Expanding Kinzhal’s Reach: The Su-34’s Unconventional Role

According to the Kremlin-backed TASS news agency, the Su-34 aircraft carried out the Kinzhal hypersonic missile strike. This marks a significant departure from the conventional mode of deployment, as the missile had previously been associated primarily with the MiG-31K platform.

Sidharth Kaushal, a research fellow at the Royal United Services Institute think tank, has asserted that making the Su-34 Kinzhal-capable is a “logical step” for Russia’s military. This adaptation could potentially free up the MiG-31 aircraft to serve as interceptors along the front lines. The MiG-31’s long-range radar and R-37 interceptors have proven effective in countering Ukrainian aircraft, as they can identify and engage cruise missiles, serving as an anti-cruise missile asset. Kaushal suggests that if the Su-34’s role as a missile launcher allows for the deployment of more MiG-31s in defensive roles could be pivotal, especially if the Ukrainian missile threat to Russian forces in Crimea escalates.

The Kinzhal Controversy: Too Much Hype?

The Kinzhal missile has been hailed by Moscow as an “unstoppable” next-generation weapon, with the capability to reach speeds ten times that of sound. However, Western experts have cast doubts on Russia’s characterization of the Kinzhal as a true hypersonic weapon. David Hambling, a military expert, pointed out to Newsweek that it is essentially an air-launched ballistic missile with limited course-correction capabilities. This assessment challenges the notion of the Kinzhal missile’s invulnerability to air defenses.
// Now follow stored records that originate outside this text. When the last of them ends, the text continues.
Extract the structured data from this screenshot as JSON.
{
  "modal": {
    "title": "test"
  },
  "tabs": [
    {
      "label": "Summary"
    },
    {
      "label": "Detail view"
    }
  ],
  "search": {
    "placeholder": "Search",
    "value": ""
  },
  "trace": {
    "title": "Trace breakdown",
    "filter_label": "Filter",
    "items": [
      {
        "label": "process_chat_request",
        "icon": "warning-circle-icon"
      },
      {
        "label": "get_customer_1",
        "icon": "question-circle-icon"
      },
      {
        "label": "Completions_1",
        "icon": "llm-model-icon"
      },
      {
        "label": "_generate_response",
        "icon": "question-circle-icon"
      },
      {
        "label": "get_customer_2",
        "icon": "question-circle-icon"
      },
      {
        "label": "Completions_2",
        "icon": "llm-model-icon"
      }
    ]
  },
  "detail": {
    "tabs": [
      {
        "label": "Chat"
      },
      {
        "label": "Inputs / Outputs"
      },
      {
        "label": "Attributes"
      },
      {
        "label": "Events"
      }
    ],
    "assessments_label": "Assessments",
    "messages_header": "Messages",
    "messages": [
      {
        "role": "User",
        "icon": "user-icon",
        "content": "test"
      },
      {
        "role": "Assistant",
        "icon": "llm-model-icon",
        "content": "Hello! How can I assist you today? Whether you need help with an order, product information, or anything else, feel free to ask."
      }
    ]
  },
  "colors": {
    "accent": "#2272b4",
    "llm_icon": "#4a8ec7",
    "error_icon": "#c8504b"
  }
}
Despite the debate over its true nature, the deployment of the Kinzhal from additional platforms could have significant implications. Hambling notes that with more launch platforms, Russia might attempt to overwhelm air defenses by launching a barrage of Kinzhal missiles. Furthermore, it could be seen as an attempt to demonstrate technological advancements and bolster public confidence in Russia’s military capabilities.